**WHAT YOU HAVE TO DO:** Make an exact copy of the data below, leaving out every picture.

+++++

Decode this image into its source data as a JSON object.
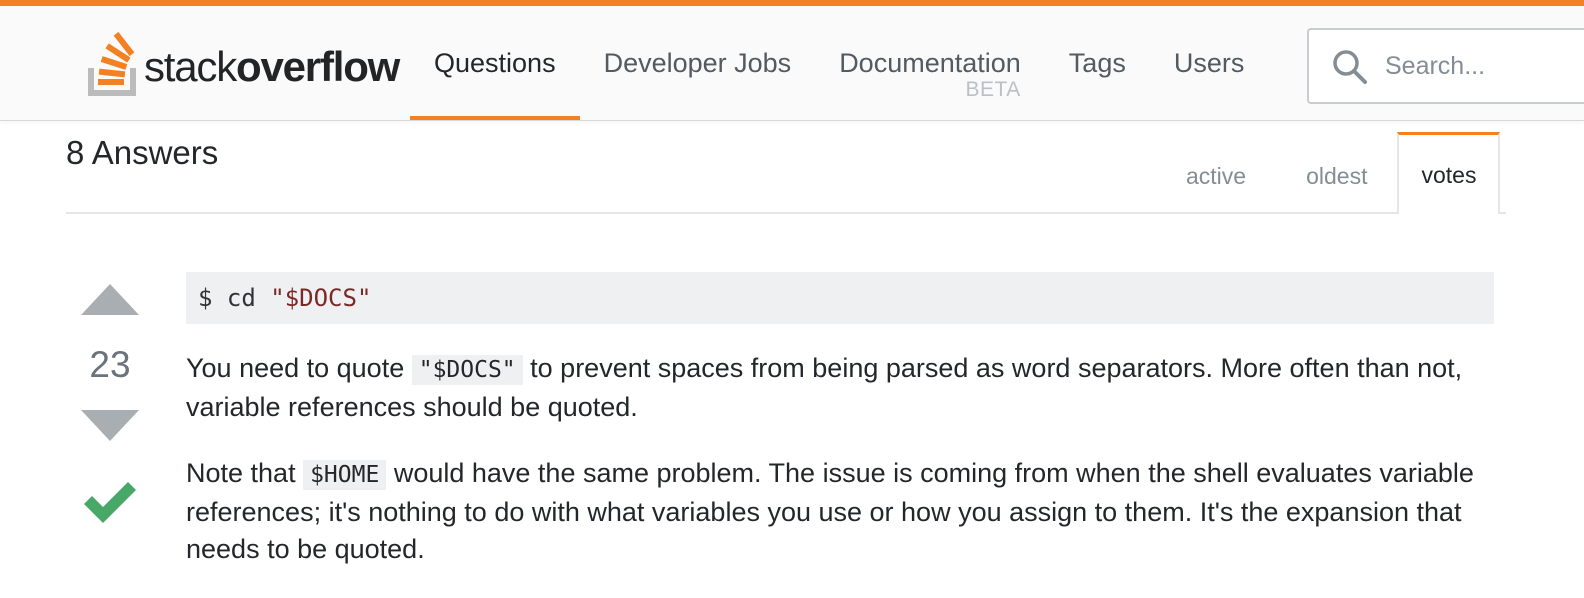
{
  "colors": {
    "accent": "#f48024",
    "vote_arrow": "#a9aeb2",
    "accepted": "#48a868",
    "code_string": "#7d2727"
  },
  "header": {
    "logo": {
      "light": "stack",
      "bold": "overflow"
    },
    "nav": [
      {
        "label": "Questions",
        "active": true
      },
      {
        "label": "Developer Jobs",
        "active": false
      },
      {
        "label": "Documentation",
        "badge": "BETA",
        "active": false
      },
      {
        "label": "Tags",
        "active": false
      },
      {
        "label": "Users",
        "active": false
      }
    ],
    "search": {
      "placeholder": "Search...",
      "icon": "search-icon"
    }
  },
  "answers": {
    "title": "8 Answers",
    "sort_tabs": [
      {
        "label": "active",
        "active": false
      },
      {
        "label": "oldest",
        "active": false
      },
      {
        "label": "votes",
        "active": true
      }
    ]
  },
  "answer": {
    "vote_count": "23",
    "accepted": true,
    "code": {
      "prompt": "$ cd ",
      "string": "\"$DOCS\""
    },
    "paragraph1": {
      "before": "You need to quote ",
      "code": "\"$DOCS\"",
      "after": " to prevent spaces from being parsed as word separators. More often than not, variable references should be quoted."
    },
    "paragraph2": {
      "before": "Note that ",
      "code": "$HOME",
      "after": " would have the same problem. The issue is coming from when the shell evaluates variable references; it's nothing to do with what variables you use or how you assign to them. It's the expansion that needs to be quoted."
    }
  }
}
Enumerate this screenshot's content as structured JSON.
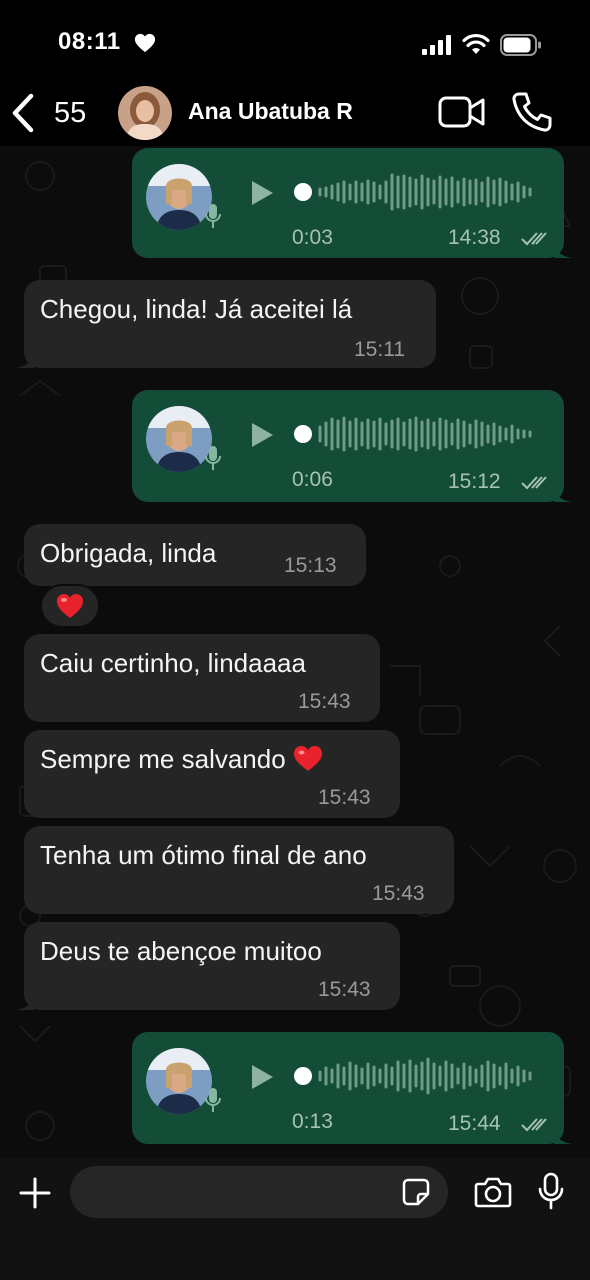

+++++

**ANSWER BOX:**
Decode this image into its source data as a JSON object.
{
  "colors": {
    "accent": "#f48024",
    "vote_arrow": "#a9aeb2",
    "accepted": "#48a868",
    "code_string": "#7d2727"
  },
  "header": {
    "logo": {
      "light": "stack",
      "bold": "overflow"
    },
    "nav": [
      {
        "label": "Questions",
        "active": true
      },
      {
        "label": "Developer Jobs",
        "active": false
      },
      {
        "label": "Documentation",
        "badge": "BETA",
        "active": false
      },
      {
        "label": "Tags",
        "active": false
      },
      {
        "label": "Users",
        "active": false
      }
    ],
    "search": {
      "placeholder": "Search...",
      "icon": "search-icon"
    }
  },
  "answers": {
    "title": "8 Answers",
    "sort_tabs": [
      {
        "label": "active",
        "active": false
      },
      {
        "label": "oldest",
        "active": false
      },
      {
        "label": "votes",
        "active": true
      }
    ]
  },
  "answer": {
    "vote_count": "23",
    "accepted": true,
    "code": {
      "prompt": "$ cd ",
      "string": "\"$DOCS\""
    },
    "paragraph1": {
      "before": "You need to quote ",
      "code": "\"$DOCS\"",
      "after": " to prevent spaces from being parsed as word separators. More often than not, variable references should be quoted."
    },
    "paragraph2": {
      "before": "Note that ",
      "code": "$HOME",
      "after": " would have the same problem. The issue is coming from when the shell evaluates variable references; it's nothing to do with what variables you use or how you assign to them. It's the expansion that needs to be quoted."
    }
  }
}
Enumerate this screenshot's content as structured JSON.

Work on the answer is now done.